Statement of Educational Purpose

For a complete description of the ARCHIVES' mission statement, please refer to the table of contents.

A flexible curriculum of article topics is developed annually by the journal's editorial board and is then supplemented throughout the year with information gained from readers, authors, reviewers, and editors. The Reader's Choice CME activity allows readers, as adult learners, to determine their own educational needs and to assist the editors in addressing their needs in future issues.

Readers of the Archives of Internal Medicine should be able to attain the following educational objectives: (1) select and read at least 3 articles per issue to gain new medical information on topics of particular interest to them as physicians, (2) assess its value to them as practicing physicians, and (3) think carefully about how this new information may influence their own practices.

CME Articles in This Issue of Archives of Internal Medicine

The following articles in this issue may be read for CME credit:

Antibiotics for Common Respiratory Tract Infections in AdultsArticle

Educational Objective: To review use of antibiotic agents in treating common respiratory tract infections in adults.

Association of Nonsteroidal Anti-inflammatory Drugs With First Occurrence of Heart Failure and With Relapsing Heart Failure: The Rotterdam StudyArticle

Educational Objective: To understand that nonsteroidal anti-inflammatory drugs may precipitate a relapse in patients with prevalent heart failure but do not cause a first occurrence of heart failure in patients with uncompromised cardiac function.

Smoking and Risk of Coronary Heart Disease Among Women With Type 2 Diabetes MellitusArticle

Educational Objective: To understand that patients with type 2 diabetes mellitus who smoke are at higher risk of developing coronary heart disease than those who do not smoke.

Insurance Coverage, Medical Conditions, and Visits to Alternative Medicine Providers: Results of a National SurveyArticle

Educational Objective: To examine the effect of insurance coverage on frequency of use of complementary and alternative medicine providers.

Cigarette Yield and the Risk of Myocardial Infarction in SmokersArticle

Educational Objective: To demonstrate an association between smokers of higher tar cigarettes and myocardial infarction.

Expert Agreement inCurrent Procedural TerminologyEvaluation and Management CodingArticle

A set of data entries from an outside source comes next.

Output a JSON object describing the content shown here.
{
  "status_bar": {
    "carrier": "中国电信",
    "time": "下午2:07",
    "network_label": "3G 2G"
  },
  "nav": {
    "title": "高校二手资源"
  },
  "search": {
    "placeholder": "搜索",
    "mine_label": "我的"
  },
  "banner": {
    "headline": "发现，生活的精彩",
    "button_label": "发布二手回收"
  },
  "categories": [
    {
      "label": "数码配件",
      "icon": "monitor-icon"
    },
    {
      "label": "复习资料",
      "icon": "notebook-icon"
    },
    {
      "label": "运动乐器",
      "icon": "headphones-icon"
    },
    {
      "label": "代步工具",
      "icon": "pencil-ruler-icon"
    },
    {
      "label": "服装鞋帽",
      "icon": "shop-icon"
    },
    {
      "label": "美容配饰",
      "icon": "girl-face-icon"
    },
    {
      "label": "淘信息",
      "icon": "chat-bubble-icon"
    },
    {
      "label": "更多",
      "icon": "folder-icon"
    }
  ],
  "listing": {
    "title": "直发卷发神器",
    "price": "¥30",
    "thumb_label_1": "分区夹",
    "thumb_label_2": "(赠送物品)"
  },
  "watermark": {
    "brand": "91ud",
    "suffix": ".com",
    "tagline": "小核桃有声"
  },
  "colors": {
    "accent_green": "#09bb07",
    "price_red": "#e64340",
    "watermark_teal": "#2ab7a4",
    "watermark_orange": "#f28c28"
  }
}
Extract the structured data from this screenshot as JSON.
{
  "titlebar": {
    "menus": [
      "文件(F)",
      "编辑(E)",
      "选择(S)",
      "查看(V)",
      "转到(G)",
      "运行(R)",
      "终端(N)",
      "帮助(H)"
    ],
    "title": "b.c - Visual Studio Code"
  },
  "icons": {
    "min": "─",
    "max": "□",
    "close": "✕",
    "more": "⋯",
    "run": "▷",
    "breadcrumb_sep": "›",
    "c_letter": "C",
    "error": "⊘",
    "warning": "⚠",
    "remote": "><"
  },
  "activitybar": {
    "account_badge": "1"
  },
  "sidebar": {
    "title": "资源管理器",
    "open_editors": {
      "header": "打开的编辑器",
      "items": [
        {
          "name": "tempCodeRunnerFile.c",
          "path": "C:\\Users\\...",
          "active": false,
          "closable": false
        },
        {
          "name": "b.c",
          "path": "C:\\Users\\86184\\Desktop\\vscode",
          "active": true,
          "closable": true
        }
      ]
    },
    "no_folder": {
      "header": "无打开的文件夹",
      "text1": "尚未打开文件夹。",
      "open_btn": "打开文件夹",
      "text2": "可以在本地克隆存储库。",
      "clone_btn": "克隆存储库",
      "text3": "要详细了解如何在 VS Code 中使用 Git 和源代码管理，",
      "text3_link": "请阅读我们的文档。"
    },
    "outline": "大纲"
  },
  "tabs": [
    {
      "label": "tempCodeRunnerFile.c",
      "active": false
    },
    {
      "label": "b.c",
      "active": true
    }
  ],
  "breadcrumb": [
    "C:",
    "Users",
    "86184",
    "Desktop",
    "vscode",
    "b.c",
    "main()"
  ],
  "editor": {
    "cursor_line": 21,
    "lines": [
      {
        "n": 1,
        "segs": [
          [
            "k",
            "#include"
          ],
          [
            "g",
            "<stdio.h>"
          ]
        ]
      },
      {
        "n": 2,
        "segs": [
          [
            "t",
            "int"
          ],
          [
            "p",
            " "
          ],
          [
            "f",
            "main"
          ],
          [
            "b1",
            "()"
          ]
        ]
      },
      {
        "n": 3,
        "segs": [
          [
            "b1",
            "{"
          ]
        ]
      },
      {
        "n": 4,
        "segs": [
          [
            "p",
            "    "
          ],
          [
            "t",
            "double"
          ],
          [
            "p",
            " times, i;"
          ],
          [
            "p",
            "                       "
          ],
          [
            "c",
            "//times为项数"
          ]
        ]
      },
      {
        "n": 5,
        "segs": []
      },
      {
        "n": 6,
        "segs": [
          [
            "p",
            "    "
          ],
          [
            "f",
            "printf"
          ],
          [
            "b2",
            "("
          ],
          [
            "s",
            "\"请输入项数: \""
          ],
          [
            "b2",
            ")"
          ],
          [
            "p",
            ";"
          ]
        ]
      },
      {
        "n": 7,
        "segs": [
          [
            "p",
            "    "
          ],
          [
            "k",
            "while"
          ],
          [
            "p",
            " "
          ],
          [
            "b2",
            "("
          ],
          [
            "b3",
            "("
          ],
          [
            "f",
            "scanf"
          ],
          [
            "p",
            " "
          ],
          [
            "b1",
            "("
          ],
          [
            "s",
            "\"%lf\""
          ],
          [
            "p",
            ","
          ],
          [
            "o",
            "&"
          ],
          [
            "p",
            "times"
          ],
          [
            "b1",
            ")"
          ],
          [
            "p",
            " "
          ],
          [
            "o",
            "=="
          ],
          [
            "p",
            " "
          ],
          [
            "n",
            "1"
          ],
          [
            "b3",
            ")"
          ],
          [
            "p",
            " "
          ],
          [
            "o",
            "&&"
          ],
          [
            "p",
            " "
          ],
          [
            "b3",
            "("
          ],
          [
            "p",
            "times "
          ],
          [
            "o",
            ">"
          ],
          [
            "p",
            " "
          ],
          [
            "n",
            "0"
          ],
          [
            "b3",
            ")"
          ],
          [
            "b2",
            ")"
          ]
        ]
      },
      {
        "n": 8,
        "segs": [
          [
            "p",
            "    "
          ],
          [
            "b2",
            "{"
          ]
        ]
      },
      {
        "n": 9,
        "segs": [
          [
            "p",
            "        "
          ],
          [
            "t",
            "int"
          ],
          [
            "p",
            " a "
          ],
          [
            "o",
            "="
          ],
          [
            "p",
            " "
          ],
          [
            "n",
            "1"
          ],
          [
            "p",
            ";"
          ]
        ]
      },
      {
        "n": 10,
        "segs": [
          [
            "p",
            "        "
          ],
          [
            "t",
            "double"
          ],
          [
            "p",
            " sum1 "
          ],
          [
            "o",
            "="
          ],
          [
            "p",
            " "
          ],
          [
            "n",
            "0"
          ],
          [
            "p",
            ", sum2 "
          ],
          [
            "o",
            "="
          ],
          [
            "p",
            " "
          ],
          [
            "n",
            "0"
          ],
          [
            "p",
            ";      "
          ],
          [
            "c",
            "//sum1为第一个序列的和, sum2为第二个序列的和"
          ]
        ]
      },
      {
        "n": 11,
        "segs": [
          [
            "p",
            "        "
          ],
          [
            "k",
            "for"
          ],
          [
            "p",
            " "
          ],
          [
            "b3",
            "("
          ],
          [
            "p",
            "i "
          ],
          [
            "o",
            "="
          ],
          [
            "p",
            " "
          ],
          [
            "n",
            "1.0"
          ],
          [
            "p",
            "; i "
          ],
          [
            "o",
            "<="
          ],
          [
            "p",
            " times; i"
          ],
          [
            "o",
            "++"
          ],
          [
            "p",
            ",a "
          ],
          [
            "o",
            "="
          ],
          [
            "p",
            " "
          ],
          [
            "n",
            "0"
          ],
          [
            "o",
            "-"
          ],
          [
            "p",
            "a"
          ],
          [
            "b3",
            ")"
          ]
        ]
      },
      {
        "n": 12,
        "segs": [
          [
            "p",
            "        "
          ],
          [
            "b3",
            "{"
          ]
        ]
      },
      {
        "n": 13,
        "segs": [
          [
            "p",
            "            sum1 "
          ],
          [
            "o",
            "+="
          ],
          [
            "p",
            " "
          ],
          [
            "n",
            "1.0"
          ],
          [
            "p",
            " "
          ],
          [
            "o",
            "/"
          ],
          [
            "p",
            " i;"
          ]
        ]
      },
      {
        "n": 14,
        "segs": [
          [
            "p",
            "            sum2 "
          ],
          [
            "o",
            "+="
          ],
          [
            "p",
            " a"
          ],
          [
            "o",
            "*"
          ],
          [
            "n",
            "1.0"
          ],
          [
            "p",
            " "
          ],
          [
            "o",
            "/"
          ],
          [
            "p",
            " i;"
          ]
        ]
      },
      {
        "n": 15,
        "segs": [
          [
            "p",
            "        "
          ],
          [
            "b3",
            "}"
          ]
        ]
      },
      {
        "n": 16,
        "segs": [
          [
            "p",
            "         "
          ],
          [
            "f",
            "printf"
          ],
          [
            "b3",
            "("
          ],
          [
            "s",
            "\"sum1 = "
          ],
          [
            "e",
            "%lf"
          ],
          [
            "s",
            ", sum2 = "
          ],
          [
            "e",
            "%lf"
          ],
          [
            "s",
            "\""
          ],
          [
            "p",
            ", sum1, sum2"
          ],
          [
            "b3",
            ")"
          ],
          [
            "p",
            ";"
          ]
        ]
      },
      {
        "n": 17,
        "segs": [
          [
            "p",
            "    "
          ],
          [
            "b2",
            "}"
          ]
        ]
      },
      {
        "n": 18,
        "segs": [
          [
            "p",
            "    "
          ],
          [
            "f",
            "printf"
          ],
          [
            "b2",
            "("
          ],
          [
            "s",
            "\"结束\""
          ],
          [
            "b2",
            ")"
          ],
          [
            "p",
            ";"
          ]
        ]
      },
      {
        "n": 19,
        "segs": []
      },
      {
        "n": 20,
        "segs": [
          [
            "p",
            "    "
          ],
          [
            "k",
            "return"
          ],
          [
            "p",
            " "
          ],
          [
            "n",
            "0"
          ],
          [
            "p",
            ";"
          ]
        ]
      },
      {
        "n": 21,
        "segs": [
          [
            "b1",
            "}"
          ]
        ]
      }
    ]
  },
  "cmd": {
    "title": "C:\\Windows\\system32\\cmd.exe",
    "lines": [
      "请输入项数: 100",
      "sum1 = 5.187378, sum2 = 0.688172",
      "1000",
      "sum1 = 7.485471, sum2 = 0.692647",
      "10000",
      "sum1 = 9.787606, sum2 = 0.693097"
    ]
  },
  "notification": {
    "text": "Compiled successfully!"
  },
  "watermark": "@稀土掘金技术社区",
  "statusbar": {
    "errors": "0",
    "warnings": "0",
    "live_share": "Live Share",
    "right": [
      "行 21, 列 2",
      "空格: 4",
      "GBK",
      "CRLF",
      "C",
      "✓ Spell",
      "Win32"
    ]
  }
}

Educational Objective: To determine the level of agreement in Current Procedural Terminology evaluation and management coding of 6 hypothetical progress notes by coding specialists.

Dilutional Hyponatremia in Patients With Cirrhosis and AscitesArticle

Educational Objective: To describe the incidence, predictive factors, and prognosis of dilutional hyponatremia in cirrhotic patients with ascites.

Hepatitis C Virus Transmission From an Anesthesiologist to a PatientArticle

Educational Objective: To understand the steps in an investigation of transmission of hepatitis C virus from a health care worker to patient.